### GOAL OF THE EXERCISE
Report the lines of the data below that contain the string "thumb".

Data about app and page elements
((

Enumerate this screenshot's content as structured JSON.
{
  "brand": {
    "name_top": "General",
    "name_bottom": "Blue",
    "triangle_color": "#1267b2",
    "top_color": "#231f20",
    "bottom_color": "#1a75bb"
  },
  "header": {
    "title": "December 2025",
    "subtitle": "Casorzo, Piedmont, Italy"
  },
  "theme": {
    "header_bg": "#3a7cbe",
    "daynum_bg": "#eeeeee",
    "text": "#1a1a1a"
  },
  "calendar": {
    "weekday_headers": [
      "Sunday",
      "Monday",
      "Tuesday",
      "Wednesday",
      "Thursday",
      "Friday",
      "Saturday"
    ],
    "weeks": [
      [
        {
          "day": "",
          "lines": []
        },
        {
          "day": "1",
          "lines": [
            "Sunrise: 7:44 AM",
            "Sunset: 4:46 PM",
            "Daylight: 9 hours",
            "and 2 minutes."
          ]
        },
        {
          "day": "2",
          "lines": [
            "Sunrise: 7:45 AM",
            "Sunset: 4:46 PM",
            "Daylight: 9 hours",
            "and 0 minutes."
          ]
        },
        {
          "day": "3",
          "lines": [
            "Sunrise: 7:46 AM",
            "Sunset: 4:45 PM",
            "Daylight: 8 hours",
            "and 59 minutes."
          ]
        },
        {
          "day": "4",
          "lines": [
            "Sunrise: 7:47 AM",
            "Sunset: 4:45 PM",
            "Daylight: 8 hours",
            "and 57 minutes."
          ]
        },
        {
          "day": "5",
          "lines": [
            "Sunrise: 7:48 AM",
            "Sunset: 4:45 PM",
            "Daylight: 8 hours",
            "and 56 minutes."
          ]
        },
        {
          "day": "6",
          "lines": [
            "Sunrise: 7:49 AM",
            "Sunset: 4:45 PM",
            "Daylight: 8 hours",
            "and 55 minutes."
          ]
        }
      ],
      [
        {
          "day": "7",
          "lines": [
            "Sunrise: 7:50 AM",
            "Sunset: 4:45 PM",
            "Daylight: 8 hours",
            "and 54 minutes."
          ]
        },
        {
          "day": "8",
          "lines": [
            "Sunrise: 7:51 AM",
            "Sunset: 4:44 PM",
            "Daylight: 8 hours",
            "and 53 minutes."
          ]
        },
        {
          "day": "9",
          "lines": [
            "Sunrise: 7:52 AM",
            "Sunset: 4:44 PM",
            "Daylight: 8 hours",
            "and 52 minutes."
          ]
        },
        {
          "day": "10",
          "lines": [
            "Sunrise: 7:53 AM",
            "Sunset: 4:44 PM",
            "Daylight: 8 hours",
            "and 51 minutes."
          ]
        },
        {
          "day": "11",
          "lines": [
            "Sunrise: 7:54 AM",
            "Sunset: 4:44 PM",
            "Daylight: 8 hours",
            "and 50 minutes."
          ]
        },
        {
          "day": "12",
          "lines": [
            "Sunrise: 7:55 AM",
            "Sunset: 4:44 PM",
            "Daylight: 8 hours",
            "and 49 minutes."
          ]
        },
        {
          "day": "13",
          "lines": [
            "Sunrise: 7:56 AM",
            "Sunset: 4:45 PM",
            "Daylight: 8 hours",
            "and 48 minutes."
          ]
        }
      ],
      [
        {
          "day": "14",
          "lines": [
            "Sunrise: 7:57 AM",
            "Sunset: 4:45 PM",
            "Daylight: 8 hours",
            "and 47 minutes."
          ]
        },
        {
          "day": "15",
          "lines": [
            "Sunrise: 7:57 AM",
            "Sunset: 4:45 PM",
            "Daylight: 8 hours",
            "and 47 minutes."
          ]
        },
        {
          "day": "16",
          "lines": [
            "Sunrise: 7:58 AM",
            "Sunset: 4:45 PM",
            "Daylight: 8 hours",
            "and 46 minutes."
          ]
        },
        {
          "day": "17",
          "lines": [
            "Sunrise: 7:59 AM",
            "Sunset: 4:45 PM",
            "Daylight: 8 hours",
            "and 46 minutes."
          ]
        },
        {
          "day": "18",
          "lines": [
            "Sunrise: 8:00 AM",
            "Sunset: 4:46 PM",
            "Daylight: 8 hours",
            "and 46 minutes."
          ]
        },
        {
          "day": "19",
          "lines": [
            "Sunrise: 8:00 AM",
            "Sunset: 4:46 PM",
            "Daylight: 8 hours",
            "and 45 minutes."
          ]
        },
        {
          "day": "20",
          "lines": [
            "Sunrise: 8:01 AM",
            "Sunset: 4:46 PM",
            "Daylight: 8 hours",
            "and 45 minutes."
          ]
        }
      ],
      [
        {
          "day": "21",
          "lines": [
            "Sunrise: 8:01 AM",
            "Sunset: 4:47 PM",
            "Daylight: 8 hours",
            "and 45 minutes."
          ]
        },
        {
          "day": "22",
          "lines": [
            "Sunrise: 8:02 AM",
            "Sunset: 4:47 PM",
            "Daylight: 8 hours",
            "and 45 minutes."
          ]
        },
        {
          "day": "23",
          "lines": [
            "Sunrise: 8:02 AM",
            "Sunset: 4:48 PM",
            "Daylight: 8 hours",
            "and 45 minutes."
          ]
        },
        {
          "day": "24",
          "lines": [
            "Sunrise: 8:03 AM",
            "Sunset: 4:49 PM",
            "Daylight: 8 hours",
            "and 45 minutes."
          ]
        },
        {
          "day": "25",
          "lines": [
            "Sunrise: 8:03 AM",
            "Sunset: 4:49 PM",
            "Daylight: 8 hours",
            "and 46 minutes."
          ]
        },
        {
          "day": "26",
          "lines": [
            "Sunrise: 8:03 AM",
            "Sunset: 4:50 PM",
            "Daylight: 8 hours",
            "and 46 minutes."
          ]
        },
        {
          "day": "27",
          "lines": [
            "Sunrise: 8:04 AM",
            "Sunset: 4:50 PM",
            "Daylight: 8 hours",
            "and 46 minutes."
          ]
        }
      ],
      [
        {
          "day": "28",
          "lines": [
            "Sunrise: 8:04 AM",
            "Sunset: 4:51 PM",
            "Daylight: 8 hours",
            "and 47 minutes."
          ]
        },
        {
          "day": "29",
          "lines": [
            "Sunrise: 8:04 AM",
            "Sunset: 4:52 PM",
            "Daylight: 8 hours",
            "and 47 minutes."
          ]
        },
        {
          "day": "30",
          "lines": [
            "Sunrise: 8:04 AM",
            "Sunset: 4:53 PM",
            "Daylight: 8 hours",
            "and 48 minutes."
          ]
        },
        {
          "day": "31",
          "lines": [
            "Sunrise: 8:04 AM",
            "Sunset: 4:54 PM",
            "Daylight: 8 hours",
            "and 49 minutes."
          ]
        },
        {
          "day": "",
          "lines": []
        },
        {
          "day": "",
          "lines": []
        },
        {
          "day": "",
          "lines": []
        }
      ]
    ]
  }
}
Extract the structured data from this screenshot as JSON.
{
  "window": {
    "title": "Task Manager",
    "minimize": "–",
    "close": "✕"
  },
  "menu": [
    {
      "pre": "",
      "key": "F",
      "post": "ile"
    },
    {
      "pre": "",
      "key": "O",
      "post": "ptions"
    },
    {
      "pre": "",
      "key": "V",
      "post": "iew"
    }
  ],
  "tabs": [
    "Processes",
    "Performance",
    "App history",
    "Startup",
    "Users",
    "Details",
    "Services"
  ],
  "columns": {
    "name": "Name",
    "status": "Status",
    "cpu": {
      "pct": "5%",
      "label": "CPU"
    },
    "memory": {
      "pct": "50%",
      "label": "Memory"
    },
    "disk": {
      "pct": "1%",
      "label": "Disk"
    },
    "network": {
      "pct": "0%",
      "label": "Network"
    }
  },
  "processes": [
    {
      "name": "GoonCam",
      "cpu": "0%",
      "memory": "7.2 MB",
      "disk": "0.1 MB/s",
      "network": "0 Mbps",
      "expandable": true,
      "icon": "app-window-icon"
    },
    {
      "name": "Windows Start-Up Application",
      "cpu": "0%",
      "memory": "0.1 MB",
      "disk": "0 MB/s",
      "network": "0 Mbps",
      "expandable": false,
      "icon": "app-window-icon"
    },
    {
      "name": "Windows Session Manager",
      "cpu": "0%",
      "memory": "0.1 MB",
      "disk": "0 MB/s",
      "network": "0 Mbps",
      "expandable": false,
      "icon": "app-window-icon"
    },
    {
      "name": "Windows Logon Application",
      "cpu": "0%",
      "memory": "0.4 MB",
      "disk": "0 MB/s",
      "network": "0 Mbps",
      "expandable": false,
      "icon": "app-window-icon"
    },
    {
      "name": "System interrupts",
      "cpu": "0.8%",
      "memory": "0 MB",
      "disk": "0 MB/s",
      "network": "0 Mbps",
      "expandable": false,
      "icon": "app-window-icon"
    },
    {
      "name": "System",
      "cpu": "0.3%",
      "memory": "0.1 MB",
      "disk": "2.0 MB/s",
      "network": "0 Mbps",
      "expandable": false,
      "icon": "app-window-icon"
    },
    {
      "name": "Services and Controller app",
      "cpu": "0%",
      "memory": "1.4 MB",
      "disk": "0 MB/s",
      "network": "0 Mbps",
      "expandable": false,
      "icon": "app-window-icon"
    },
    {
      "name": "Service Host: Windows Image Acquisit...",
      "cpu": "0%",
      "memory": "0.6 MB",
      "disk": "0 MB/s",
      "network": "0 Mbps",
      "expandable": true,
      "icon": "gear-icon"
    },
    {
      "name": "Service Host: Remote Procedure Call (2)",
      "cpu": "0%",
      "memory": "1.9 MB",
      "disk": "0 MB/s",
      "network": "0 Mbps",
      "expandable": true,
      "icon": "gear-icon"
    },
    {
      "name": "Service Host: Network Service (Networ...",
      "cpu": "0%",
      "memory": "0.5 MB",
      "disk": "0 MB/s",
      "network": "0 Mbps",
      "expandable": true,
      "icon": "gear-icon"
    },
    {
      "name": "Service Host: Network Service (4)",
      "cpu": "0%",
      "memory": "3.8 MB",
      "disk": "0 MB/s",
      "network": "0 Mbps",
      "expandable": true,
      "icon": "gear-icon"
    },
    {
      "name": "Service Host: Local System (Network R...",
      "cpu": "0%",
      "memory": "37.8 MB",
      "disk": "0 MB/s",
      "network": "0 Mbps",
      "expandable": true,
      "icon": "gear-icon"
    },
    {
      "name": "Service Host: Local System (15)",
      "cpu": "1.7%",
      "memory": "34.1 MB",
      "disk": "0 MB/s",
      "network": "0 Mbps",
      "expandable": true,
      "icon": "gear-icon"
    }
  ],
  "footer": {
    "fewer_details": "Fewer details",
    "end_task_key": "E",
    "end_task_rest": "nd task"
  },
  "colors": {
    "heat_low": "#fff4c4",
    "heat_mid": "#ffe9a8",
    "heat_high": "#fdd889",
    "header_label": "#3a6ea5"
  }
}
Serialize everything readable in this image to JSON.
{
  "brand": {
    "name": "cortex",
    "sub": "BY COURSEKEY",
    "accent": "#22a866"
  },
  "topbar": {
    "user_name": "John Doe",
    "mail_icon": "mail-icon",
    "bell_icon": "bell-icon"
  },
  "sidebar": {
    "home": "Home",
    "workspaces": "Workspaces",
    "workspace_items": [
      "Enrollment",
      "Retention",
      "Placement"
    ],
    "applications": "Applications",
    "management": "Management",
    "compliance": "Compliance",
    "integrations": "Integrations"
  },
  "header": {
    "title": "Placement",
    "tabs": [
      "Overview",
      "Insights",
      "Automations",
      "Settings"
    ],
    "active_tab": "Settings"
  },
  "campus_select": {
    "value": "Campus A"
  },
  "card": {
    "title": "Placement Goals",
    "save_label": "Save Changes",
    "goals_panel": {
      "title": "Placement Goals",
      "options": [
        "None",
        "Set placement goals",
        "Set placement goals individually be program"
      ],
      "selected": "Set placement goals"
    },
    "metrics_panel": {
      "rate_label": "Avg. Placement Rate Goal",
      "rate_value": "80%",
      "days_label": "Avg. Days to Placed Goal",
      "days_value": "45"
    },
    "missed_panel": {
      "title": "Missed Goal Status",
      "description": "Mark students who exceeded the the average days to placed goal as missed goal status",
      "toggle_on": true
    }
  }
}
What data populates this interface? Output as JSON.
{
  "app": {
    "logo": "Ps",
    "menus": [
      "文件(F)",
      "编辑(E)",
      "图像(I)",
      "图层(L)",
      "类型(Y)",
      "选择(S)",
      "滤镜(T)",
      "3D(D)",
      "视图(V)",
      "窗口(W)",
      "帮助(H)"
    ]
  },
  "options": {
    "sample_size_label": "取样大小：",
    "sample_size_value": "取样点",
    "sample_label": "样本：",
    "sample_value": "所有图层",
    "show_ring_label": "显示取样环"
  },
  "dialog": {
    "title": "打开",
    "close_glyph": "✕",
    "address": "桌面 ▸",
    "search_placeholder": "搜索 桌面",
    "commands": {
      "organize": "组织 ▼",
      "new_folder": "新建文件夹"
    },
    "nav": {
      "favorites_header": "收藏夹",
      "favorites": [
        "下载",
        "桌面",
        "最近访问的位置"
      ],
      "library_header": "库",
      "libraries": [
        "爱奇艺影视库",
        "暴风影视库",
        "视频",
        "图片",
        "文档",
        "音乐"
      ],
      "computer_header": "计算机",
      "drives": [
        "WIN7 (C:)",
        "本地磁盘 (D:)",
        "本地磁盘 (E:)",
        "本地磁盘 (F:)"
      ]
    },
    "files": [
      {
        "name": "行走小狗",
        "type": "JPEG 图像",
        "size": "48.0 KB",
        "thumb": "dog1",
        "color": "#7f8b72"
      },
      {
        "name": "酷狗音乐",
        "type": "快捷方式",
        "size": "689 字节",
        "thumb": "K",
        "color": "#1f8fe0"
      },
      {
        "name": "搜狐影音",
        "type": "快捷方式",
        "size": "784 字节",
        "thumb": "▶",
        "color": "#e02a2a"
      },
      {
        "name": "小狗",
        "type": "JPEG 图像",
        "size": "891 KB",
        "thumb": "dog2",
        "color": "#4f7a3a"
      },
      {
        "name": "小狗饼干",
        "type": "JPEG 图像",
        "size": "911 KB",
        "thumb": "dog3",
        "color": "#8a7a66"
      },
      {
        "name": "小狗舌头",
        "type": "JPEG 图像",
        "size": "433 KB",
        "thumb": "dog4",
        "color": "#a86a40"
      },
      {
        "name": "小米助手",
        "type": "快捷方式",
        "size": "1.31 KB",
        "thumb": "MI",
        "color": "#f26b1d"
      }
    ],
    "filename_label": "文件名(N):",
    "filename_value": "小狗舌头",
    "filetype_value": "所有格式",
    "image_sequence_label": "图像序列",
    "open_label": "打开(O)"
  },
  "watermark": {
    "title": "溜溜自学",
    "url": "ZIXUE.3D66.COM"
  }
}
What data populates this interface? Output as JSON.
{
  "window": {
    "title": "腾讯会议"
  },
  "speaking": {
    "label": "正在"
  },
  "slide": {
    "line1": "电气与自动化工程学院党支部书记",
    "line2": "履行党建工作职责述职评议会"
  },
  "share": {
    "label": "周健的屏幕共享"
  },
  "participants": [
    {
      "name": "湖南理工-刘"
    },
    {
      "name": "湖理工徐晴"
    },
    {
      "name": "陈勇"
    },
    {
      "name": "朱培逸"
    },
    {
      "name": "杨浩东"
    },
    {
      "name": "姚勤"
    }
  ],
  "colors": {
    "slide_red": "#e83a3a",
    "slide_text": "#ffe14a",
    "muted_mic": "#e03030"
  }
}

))

### EXERCISE RESPONSE
        "thumb": "dog1",
        "thumb": "K",
        "thumb": "▶",
        "thumb": "dog2",
        "thumb": "dog3",
        "thumb": "dog4",
        "thumb": "MI",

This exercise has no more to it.